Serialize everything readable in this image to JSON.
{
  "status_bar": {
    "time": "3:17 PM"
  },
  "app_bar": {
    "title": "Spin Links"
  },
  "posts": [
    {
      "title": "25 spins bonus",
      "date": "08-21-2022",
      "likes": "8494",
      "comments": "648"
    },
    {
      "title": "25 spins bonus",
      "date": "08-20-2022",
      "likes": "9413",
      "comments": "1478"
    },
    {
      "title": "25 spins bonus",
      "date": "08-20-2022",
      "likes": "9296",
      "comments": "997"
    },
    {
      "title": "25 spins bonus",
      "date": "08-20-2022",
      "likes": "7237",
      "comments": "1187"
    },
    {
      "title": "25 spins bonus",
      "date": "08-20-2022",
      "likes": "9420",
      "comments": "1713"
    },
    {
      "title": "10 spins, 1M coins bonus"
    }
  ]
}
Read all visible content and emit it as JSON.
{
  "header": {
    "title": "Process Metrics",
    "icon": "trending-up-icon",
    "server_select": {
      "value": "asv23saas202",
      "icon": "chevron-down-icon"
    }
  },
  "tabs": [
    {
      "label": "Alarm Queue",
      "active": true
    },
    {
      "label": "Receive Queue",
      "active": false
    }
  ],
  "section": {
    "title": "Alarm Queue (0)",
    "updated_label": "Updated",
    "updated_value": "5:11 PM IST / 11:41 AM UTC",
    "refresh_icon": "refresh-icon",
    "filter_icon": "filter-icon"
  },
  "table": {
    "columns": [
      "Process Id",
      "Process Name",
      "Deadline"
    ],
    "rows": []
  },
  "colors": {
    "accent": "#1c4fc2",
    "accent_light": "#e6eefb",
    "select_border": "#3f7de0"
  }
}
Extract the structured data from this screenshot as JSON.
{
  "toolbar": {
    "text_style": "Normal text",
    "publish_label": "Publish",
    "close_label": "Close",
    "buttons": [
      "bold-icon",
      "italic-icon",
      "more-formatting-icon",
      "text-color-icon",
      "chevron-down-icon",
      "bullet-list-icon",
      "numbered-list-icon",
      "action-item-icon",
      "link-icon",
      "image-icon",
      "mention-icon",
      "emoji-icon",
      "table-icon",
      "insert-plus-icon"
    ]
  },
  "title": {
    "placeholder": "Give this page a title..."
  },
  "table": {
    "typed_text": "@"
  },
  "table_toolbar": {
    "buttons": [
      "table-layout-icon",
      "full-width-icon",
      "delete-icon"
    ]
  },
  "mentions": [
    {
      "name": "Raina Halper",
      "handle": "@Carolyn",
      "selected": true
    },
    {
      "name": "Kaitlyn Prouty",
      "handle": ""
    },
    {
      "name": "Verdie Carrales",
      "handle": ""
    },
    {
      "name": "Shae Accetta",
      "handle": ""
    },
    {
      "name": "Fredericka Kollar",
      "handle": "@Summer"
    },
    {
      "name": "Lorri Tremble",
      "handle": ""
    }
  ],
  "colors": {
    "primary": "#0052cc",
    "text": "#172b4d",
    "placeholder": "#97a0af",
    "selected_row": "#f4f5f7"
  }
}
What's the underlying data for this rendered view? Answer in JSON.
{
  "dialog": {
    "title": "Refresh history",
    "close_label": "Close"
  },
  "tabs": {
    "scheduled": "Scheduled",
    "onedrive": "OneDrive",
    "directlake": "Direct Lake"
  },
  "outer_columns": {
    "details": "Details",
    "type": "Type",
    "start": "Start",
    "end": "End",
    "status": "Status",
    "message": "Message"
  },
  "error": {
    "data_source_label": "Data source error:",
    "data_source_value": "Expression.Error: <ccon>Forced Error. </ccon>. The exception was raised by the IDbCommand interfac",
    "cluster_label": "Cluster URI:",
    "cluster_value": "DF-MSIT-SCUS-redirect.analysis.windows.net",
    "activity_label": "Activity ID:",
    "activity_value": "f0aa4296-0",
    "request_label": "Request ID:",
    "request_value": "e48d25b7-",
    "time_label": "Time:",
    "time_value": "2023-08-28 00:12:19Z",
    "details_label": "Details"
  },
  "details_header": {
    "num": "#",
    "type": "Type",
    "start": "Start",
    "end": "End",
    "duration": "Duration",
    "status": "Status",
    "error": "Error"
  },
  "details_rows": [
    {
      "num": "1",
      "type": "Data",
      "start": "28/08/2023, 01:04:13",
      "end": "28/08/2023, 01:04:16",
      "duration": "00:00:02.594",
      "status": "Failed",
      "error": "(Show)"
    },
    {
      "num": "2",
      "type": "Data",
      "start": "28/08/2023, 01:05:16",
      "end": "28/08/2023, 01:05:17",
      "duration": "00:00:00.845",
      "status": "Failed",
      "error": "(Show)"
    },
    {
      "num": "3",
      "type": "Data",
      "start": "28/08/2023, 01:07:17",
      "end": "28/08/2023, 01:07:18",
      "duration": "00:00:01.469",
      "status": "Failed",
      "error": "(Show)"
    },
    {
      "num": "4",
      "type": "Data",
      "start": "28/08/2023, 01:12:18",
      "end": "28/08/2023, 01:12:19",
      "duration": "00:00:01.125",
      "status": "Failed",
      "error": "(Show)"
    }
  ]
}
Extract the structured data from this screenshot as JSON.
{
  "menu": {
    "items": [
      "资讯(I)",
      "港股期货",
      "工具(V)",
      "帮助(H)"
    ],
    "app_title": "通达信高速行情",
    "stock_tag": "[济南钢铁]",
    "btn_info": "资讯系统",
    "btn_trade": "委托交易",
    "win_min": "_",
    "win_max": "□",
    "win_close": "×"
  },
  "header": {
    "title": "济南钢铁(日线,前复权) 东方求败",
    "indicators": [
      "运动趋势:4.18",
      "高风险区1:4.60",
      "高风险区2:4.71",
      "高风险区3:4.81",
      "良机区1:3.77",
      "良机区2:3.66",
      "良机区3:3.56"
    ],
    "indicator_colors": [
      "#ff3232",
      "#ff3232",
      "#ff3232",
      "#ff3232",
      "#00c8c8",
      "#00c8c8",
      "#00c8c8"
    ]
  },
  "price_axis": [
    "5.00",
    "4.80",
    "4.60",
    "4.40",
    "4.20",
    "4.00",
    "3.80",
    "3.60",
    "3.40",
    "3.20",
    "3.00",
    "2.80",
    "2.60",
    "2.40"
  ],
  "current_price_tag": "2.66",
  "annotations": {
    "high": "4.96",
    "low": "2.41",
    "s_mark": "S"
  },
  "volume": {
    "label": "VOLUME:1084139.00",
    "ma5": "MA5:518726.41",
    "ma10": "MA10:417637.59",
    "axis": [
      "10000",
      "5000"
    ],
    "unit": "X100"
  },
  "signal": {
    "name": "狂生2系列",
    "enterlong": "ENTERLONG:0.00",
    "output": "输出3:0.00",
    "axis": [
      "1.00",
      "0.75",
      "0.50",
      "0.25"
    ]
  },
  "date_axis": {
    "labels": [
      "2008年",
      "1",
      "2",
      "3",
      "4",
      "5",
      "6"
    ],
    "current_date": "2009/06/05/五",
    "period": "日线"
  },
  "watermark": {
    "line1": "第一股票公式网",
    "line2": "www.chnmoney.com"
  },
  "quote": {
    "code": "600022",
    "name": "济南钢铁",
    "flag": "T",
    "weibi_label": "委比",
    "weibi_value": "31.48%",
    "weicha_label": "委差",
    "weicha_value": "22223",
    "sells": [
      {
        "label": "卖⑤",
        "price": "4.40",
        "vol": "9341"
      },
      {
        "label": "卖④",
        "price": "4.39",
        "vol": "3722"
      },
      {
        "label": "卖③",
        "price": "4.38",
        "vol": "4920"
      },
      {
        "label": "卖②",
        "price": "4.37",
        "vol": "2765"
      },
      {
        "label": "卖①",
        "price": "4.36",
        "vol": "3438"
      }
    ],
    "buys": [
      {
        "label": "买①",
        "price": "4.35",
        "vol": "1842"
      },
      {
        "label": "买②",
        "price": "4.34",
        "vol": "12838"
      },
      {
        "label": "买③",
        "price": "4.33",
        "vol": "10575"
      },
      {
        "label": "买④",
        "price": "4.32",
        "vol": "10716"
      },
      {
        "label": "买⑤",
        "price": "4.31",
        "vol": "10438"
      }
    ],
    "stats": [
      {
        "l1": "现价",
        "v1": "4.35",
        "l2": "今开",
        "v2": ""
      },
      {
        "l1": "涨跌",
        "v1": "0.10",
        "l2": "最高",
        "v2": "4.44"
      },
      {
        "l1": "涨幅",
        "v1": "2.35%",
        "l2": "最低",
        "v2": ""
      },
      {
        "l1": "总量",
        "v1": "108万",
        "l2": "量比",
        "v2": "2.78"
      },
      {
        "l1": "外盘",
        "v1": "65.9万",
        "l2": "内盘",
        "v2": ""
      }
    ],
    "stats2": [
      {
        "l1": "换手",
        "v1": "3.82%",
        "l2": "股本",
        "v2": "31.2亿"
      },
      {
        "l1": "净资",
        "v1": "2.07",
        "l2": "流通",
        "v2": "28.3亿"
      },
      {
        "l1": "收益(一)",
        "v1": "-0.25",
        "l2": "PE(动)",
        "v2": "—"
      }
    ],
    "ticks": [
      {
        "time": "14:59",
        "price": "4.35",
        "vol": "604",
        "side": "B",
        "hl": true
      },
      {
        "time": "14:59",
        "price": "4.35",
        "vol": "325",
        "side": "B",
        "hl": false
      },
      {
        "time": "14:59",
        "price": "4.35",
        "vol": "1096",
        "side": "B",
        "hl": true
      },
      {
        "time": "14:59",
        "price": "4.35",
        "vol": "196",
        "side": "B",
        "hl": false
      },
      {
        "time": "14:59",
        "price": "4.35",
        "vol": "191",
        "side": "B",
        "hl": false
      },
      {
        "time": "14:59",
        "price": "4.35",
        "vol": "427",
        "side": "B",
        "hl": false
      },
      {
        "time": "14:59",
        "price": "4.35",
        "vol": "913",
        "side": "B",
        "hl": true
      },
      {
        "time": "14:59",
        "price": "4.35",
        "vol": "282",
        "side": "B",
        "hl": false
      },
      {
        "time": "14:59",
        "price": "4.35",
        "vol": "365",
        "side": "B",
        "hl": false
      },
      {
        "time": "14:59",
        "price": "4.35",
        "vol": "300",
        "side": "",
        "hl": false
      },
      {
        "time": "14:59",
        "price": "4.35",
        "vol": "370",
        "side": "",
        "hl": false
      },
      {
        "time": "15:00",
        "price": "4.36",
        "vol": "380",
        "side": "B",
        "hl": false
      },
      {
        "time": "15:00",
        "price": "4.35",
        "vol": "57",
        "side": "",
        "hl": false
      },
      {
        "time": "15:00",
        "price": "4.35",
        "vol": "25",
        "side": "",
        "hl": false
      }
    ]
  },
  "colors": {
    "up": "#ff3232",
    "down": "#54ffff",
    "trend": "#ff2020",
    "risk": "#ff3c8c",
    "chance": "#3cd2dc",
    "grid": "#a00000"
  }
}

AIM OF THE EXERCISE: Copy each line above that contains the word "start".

EXERCISE ANSWER:
    "start": "Start",
    "start": "Start",
      "start": "28/08/2023, 01:04:13",
      "start": "28/08/2023, 01:05:16",
      "start": "28/08/2023, 01:07:17",
      "start": "28/08/2023, 01:12:18",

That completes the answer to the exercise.